By now we are among the 15 factory-museum Benzes directly in front of us. More interesting are jaw-droppingly beautiful cars like a 1955 Ferrari 750 Monza, a Ferrari 375 MM Berlinetta and a host of Alfa and Cisitalia coupés and C-Type Jaguars. And all of them are being thrashed as hard as our Sportiva.
Night falls again long before Roma arrives, then Italian organisation has us spending two hours in a dusty layby on the city’s outskirts. When we are finally escorted, slowly, around some of the most important sites in the western world, we can muster only indifference. By now it is 2am, we’ve been in the Alfa for 16 hours and we need to be back on the start line at 7.28am.
Day 3: Rome to Brescia
The third day is the biggest. According to the road book we’ve got 16 hours of driving ahead of us. We need to be in Brescia at 23.28.
Fortunately, apart from petrol fumes burning our eyes and a brake that feels like the pads are like roller skates on wet marble, we’ve gained confidence in the little Alfa.
It has a heart like a racehorse, full of enthusiasm and strength. But it is the trustworthiness of the ladder-frame chassis that impresses us the most. We get used to the floppy steering and drive around it. We get used to the lack of brakes and use understeer instead.

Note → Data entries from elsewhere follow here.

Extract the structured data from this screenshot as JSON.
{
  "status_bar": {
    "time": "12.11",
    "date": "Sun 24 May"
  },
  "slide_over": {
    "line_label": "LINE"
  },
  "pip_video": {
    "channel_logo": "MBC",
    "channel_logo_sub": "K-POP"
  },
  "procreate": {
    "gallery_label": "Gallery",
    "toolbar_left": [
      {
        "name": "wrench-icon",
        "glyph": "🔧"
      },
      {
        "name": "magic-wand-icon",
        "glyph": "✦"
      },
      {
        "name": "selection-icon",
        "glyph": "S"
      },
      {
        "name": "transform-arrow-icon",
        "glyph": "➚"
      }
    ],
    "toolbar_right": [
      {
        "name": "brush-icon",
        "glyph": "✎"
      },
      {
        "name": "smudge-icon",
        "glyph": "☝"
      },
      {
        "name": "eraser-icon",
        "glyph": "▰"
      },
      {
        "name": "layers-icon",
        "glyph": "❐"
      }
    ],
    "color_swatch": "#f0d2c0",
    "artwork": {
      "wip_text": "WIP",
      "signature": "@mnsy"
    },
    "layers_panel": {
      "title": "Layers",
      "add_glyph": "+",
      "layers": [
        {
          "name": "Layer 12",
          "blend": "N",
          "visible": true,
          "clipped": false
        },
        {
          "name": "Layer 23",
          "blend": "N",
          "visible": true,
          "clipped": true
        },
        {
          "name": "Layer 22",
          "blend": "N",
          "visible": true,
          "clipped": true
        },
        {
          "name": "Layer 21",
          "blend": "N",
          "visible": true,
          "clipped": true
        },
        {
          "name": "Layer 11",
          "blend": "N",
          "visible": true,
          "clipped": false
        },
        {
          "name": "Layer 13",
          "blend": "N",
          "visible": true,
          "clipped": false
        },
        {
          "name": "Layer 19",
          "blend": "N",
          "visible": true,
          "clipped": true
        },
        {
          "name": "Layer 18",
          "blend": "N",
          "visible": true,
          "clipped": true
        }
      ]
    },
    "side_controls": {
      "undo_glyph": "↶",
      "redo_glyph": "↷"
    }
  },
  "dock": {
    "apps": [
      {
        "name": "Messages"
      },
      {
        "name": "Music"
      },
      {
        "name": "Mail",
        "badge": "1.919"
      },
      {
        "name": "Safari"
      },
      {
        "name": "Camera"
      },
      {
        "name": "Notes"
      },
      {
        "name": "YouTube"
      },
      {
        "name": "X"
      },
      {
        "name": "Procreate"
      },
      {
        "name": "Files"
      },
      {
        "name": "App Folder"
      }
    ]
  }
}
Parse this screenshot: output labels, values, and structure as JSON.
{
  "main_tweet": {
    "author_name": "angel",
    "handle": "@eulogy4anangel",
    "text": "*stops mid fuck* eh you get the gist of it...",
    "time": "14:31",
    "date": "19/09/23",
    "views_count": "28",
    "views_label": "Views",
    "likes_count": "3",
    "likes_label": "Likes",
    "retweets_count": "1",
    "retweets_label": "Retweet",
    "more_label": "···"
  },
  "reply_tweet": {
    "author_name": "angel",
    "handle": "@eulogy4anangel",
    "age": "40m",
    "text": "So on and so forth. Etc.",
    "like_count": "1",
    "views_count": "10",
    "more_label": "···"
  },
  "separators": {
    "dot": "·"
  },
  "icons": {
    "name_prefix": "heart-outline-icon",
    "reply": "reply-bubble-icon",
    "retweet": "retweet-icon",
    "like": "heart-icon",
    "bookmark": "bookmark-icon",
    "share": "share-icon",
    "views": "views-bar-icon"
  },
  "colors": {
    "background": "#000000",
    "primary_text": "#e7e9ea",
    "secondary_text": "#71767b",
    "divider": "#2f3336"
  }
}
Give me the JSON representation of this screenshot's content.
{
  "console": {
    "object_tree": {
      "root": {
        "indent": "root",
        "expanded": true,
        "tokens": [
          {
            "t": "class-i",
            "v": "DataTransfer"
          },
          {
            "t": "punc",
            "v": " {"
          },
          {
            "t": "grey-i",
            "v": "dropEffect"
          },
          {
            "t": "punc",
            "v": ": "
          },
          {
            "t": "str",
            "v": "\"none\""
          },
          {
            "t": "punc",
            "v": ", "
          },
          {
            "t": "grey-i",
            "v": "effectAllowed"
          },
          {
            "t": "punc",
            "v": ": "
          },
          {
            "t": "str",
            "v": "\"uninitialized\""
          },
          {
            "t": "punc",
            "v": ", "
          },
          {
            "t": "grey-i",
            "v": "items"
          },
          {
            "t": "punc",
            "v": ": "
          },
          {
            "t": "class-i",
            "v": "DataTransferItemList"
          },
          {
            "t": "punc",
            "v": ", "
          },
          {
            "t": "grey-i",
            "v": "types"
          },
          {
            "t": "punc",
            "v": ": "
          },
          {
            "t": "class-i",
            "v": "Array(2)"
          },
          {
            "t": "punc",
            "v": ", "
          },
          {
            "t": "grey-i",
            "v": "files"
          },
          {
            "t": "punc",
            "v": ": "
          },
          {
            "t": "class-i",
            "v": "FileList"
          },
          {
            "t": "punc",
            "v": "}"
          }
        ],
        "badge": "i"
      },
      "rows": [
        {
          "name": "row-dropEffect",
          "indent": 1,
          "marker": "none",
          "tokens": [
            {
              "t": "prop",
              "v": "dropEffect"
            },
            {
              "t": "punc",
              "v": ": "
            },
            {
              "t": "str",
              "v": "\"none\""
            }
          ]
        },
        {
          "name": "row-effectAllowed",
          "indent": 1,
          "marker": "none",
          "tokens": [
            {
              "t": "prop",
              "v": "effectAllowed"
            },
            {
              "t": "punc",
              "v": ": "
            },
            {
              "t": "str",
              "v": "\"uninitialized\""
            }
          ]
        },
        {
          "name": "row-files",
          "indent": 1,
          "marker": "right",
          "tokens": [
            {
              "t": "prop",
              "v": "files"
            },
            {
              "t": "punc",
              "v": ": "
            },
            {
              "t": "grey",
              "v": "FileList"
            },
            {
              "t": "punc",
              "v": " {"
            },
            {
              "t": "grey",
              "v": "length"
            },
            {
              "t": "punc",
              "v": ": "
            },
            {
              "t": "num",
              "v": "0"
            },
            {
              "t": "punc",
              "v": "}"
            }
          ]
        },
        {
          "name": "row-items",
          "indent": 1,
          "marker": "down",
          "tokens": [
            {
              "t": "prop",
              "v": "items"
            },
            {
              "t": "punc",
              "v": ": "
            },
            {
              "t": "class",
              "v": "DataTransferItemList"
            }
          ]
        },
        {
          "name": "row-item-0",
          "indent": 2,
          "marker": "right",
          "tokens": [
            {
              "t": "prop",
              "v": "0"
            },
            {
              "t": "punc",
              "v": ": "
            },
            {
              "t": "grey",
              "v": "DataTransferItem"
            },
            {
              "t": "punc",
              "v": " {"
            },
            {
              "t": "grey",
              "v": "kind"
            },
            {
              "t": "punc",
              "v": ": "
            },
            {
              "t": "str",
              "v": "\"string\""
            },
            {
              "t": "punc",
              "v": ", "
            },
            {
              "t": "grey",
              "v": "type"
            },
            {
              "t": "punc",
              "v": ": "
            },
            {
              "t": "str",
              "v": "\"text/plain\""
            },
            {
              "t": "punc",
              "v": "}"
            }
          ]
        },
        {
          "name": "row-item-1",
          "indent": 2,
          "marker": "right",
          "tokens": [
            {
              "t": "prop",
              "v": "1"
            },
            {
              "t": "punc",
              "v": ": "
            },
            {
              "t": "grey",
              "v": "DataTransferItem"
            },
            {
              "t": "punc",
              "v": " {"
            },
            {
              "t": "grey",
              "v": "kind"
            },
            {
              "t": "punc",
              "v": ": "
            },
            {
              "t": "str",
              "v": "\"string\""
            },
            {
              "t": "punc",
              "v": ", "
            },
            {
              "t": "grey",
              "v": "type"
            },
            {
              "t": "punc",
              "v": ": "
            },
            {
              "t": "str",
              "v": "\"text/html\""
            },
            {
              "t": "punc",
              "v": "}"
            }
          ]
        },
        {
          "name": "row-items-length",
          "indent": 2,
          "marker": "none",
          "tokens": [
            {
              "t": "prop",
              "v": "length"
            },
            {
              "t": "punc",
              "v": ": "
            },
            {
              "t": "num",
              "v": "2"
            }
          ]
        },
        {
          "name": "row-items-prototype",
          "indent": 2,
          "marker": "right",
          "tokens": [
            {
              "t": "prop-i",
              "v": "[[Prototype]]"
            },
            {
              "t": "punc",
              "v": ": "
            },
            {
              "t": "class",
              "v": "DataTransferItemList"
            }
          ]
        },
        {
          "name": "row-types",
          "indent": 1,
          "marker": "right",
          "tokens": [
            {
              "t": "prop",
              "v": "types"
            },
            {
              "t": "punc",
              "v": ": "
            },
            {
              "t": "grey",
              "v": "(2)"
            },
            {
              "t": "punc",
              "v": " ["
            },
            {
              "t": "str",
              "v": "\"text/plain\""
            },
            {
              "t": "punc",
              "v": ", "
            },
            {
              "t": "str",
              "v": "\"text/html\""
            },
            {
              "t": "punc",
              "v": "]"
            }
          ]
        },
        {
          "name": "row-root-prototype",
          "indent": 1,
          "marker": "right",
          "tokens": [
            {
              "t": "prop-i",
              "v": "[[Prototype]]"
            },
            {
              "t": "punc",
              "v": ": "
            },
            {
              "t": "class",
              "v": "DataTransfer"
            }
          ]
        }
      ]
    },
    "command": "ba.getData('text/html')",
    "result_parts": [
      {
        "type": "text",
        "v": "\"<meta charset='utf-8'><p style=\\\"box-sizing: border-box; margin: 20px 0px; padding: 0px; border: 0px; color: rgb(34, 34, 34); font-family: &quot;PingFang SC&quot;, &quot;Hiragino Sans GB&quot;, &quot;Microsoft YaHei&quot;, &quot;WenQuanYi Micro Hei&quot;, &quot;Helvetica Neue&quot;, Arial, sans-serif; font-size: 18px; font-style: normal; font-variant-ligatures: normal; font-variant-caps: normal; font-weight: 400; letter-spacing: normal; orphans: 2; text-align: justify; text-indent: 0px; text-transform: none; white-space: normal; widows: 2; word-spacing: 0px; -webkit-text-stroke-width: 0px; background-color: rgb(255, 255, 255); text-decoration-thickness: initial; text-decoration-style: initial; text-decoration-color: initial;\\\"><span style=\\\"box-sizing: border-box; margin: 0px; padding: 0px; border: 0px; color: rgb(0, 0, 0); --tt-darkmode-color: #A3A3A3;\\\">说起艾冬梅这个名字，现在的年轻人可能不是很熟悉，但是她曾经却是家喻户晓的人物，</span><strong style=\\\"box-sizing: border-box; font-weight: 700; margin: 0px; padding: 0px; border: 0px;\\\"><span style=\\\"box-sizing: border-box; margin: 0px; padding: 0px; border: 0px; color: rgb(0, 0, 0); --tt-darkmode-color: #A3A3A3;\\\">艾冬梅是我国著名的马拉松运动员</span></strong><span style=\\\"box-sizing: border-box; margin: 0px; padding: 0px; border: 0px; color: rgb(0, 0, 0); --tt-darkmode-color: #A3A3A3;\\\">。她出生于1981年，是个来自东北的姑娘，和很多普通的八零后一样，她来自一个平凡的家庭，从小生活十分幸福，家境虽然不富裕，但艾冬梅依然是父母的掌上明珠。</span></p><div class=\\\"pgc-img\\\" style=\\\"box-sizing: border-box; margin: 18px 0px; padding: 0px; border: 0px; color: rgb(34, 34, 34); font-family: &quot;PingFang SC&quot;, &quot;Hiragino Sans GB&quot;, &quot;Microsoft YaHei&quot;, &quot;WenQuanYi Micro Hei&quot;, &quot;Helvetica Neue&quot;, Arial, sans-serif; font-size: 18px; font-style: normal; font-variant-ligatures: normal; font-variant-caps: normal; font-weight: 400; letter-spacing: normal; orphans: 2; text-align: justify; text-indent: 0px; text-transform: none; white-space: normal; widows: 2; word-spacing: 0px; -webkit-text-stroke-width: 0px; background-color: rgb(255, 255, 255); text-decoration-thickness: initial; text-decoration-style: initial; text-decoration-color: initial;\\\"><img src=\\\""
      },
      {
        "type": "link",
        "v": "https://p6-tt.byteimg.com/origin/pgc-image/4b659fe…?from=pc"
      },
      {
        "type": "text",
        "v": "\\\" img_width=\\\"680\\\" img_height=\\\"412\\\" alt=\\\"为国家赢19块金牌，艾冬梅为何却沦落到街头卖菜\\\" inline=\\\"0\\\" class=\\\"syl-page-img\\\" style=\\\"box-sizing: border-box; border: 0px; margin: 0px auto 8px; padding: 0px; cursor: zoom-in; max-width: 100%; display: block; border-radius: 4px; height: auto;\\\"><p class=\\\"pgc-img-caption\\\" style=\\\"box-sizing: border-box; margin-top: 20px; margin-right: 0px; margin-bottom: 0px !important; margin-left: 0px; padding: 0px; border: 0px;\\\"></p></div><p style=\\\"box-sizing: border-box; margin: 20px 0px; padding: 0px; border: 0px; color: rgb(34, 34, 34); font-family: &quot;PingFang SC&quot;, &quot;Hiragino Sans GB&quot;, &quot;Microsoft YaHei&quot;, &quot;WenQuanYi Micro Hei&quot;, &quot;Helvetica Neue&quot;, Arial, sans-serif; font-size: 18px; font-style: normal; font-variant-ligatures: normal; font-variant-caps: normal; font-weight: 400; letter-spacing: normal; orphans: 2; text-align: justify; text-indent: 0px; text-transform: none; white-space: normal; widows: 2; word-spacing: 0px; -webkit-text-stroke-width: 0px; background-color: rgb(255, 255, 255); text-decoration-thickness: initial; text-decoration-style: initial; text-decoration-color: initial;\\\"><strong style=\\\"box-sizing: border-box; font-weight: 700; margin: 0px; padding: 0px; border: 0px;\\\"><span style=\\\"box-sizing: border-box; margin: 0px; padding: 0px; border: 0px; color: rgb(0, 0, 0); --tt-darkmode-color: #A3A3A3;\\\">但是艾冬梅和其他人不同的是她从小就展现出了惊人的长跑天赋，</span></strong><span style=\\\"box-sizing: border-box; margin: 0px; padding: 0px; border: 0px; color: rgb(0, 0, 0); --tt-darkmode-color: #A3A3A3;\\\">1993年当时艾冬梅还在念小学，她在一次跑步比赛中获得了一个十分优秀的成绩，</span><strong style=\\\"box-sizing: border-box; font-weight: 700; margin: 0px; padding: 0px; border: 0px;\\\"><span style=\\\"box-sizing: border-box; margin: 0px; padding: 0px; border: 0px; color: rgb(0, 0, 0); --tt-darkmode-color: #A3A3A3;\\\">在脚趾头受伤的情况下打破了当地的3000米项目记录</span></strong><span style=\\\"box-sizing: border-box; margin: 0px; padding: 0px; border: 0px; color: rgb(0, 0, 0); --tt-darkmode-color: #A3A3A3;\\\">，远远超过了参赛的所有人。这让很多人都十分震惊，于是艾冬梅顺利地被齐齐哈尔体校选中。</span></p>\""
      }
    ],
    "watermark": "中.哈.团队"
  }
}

It is a chassis we can throw around the mountains with a confidence that frightens plenty of faster cars out of our way. Passing a Ferrari MM 375 Berlinetta on the outside of a sweeper is a buzz, passing a Maserati 200 S is another, and hacking our way through the squadron of SL Benzes – repeatedly – is another.
One jaw-droppingly beautiful Italian mountain-top village passes into another as we cross Tuscany, with the little Alfa humming joyfully, happy to be galloping out of captivity, and then it’s the Futa Pass. The ancient road from Firenze to Bologna, it crosses two mountain ranges and is one of the great drivers’ roads of the world.
The roads are still hedged with people when we arrive, and everybody wants to be part of the show, which is what it must have been like in the 1950s.